In recent years I've noticed that a great many golfers take their wedge or their 9-iron to play almost all their shots from off the edge of the green. There are times, of course, when the shot you should play, or must play, is a lofted little pitch calculated to drop near the pin and expire there with as little run as you can manage. But there are many more times—particularly when the pin lies to the rear of the green and there is a lot of room between your ball and the pin—when the most efficient and reliable shot to play is the good old chip-and-run. You just calculate how far you want to hit the ball in the air so that, after landing, it will have the legs to roll right up to the stick. You can't go very wrong with this shot.
You can play this run-up with any iron from the four through the nine, depending on your lie, the speed and the contours of the green, and your personal taste. To play this shot well and consistently well, you must learn to pace your swing just as you do on a regular shot, for the club head has to get in there with the same timing as on a full swing. Contact the ball and the turf at almost the same time, taking just that little amount of turf that gives you the sense of making contact with it. You will get some bite on this shot if you play it right, for bite comes from precise timing and precise impact and not, as most golfers think, from jabbing the ball down.
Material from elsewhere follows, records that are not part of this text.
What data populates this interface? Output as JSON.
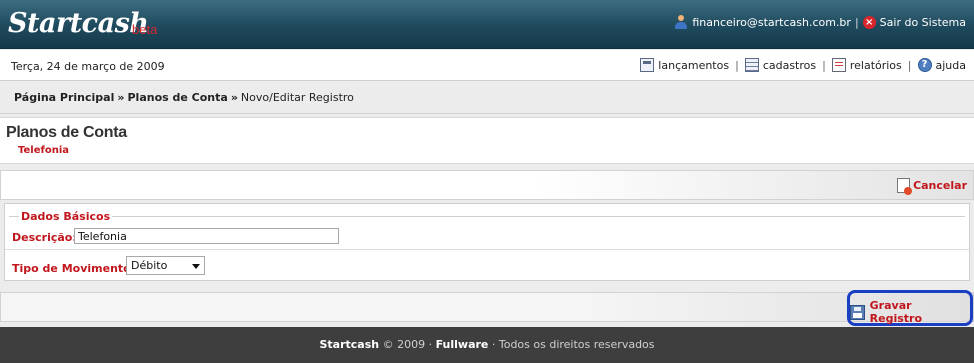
{
  "header": {
    "logo": "Startcash",
    "logo_tag": "beta",
    "user_email": "financeiro@startcash.com.br",
    "separator": "|",
    "logout_label": "Sair do Sistema"
  },
  "datebar": {
    "date": "Terça, 24 de março de 2009",
    "menu": [
      {
        "label": "lançamentos",
        "icon": "calculator-icon"
      },
      {
        "label": "cadastros",
        "icon": "table-icon"
      },
      {
        "label": "relatórios",
        "icon": "report-icon"
      },
      {
        "label": "ajuda",
        "icon": "help-icon"
      }
    ]
  },
  "breadcrumb": {
    "home": "Página Principal",
    "section": "Planos de Conta",
    "current": "Novo/Editar Registro",
    "sep": "»"
  },
  "page": {
    "title": "Planos de Conta",
    "subtitle": "Telefonia"
  },
  "actions": {
    "cancel_label": "Cancelar"
  },
  "form": {
    "legend": "Dados Básicos",
    "descricao_label": "Descrição:",
    "descricao_value": "Telefonia",
    "tipo_label": "Tipo de Movimento:",
    "tipo_value": "Débito"
  },
  "save": {
    "label": "Gravar Registro"
  },
  "footer": {
    "brand": "Startcash",
    "copy": "© 2009 ·",
    "company": "Fullware",
    "rights": "· Todos os direitos reservados"
  },
  "colors": {
    "accent_red": "#c0161c",
    "header_teal": "#1f4a5d",
    "highlight_blue": "#1a3fc2",
    "footer_dark": "#3e3e3e"
  }
}
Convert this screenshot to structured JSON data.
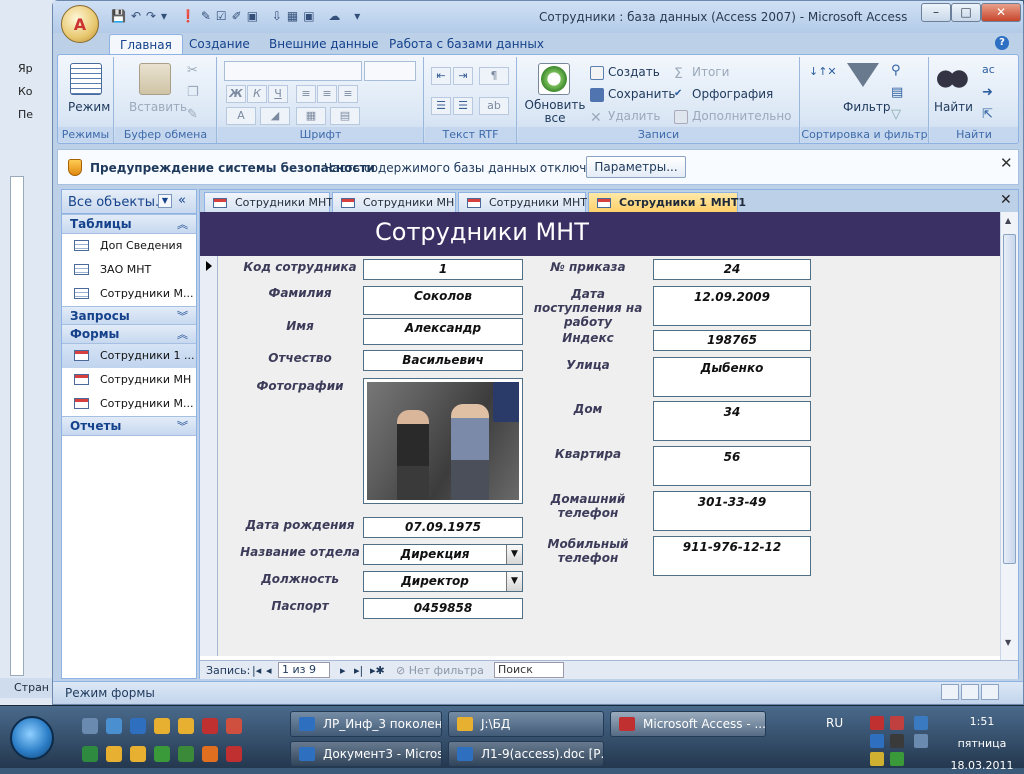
{
  "background_window": {
    "items": [
      "Яр",
      "Ко",
      "Пе"
    ],
    "status": "Стран"
  },
  "window": {
    "title": "Сотрудники : база данных (Access 2007) - Microsoft Access",
    "office_button": "A"
  },
  "ribbon": {
    "tabs": [
      "Главная",
      "Создание",
      "Внешние данные",
      "Работа с базами данных"
    ],
    "groups": {
      "modes": {
        "label": "Режимы",
        "view": "Режим"
      },
      "clipboard": {
        "label": "Буфер обмена",
        "paste": "Вставить"
      },
      "font": {
        "label": "Шрифт",
        "bold": "Ж",
        "italic": "К",
        "underline": "Ч",
        "font_color": "A"
      },
      "rtf": {
        "label": "Текст RTF"
      },
      "records": {
        "label": "Записи",
        "refresh": "Обновить все",
        "new": "Создать",
        "save": "Сохранить",
        "delete": "Удалить",
        "totals": "Итоги",
        "spelling": "Орфография",
        "more": "Дополнительно"
      },
      "sort": {
        "label": "Сортировка и фильтр",
        "filter": "Фильтр"
      },
      "find": {
        "label": "Найти",
        "find": "Найти"
      }
    },
    "help": "?"
  },
  "security_bar": {
    "title": "Предупреждение системы безопасности",
    "text": "Часть содержимого базы данных отключено",
    "button": "Параметры...",
    "close": "✕"
  },
  "nav_pane": {
    "title": "Все объекты...",
    "groups": [
      {
        "name": "Таблицы",
        "items": [
          "Доп Сведения",
          "ЗАО МНТ",
          "Сотрудники М..."
        ]
      },
      {
        "name": "Запросы",
        "items": []
      },
      {
        "name": "Формы",
        "items": [
          "Сотрудники 1 ...",
          "Сотрудники МН",
          "Сотрудники М..."
        ]
      },
      {
        "name": "Отчеты",
        "items": []
      }
    ]
  },
  "doc_tabs": [
    "Сотрудники МНТ",
    "Сотрудники МН",
    "Сотрудники МНТ",
    "Сотрудники 1 МНТ1"
  ],
  "form": {
    "title": "Сотрудники МНТ",
    "left_fields": [
      {
        "label": "Код сотрудника",
        "value": "1"
      },
      {
        "label": "Фамилия",
        "value": "Соколов"
      },
      {
        "label": "Имя",
        "value": "Александр"
      },
      {
        "label": "Отчество",
        "value": "Васильевич"
      },
      {
        "label": "Фотографии",
        "value": ""
      },
      {
        "label": "Дата рождения",
        "value": "07.09.1975"
      },
      {
        "label": "Название отдела",
        "value": "Дирекция"
      },
      {
        "label": "Должность",
        "value": "Директор"
      },
      {
        "label": "Паспорт",
        "value": "0459858"
      }
    ],
    "right_fields": [
      {
        "label": "№ приказа",
        "value": "24"
      },
      {
        "label": "Дата поступления на работу",
        "value": "12.09.2009"
      },
      {
        "label": "Индекс",
        "value": "198765"
      },
      {
        "label": "Улица",
        "value": "Дыбенко"
      },
      {
        "label": "Дом",
        "value": "34"
      },
      {
        "label": "Квартира",
        "value": "56"
      },
      {
        "label": "Домашний телефон",
        "value": "301-33-49"
      },
      {
        "label": "Мобильный телефон",
        "value": "911-976-12-12"
      }
    ]
  },
  "record_nav": {
    "label": "Запись:",
    "position": "1 из 9",
    "filter": "Нет фильтра",
    "search": "Поиск"
  },
  "status_bar": {
    "text": "Режим формы"
  },
  "taskbar": {
    "buttons": [
      "ЛР_Инф_3 поколен...",
      "J:\\БД",
      "Microsoft Access - ...",
      "Документ3 - Micros...",
      "Л1-9(access).doc [Р..."
    ],
    "lang": "RU",
    "time": "1:51",
    "day": "пятница",
    "date": "18.03.2011"
  }
}
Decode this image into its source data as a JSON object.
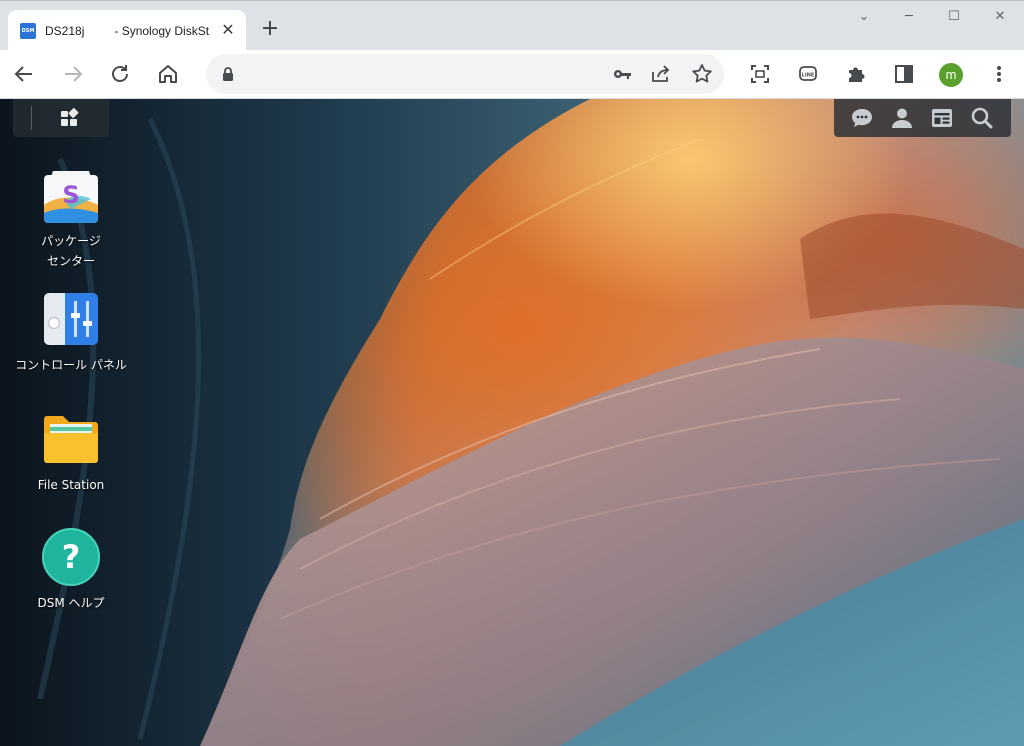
{
  "browser": {
    "tab": {
      "favicon_text": "DSM",
      "title_host": "DS218j",
      "title_text": "- Synology DiskSt"
    },
    "close_glyph": "✕",
    "new_tab_glyph": "+",
    "window": {
      "minimize_glyph": "─",
      "maximize_glyph": "☐",
      "close_glyph": "✕",
      "dropdown_glyph": "⌄"
    },
    "address": {
      "value": "",
      "placeholder": ""
    },
    "profile_initial": "m",
    "colors": {
      "tabbar": "#dee1e6",
      "omnibox": "#f1f3f4",
      "avatar": "#5aa02c",
      "favicon": "#2a74d8"
    }
  },
  "dsm": {
    "apps": [
      {
        "label_line1": "パッケージ",
        "label_line2": "センター",
        "icon": "package-center-icon"
      },
      {
        "label_line1": "コントロール パネル",
        "label_line2": "",
        "icon": "control-panel-icon"
      },
      {
        "label_line1": "File Station",
        "label_line2": "",
        "icon": "file-station-icon"
      },
      {
        "label_line1": "DSM ヘルプ",
        "label_line2": "",
        "icon": "dsm-help-icon"
      }
    ],
    "help_glyph": "?",
    "package_glyph": "S",
    "tray_icons": [
      "chat-icon",
      "user-icon",
      "widgets-icon",
      "search-icon"
    ]
  }
}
From JOHNNY PALMER, Tulsa Country Club
June 30, 1957
NEXT WEEK: BILL SHIELDS ON THE FAITHFUL FIVE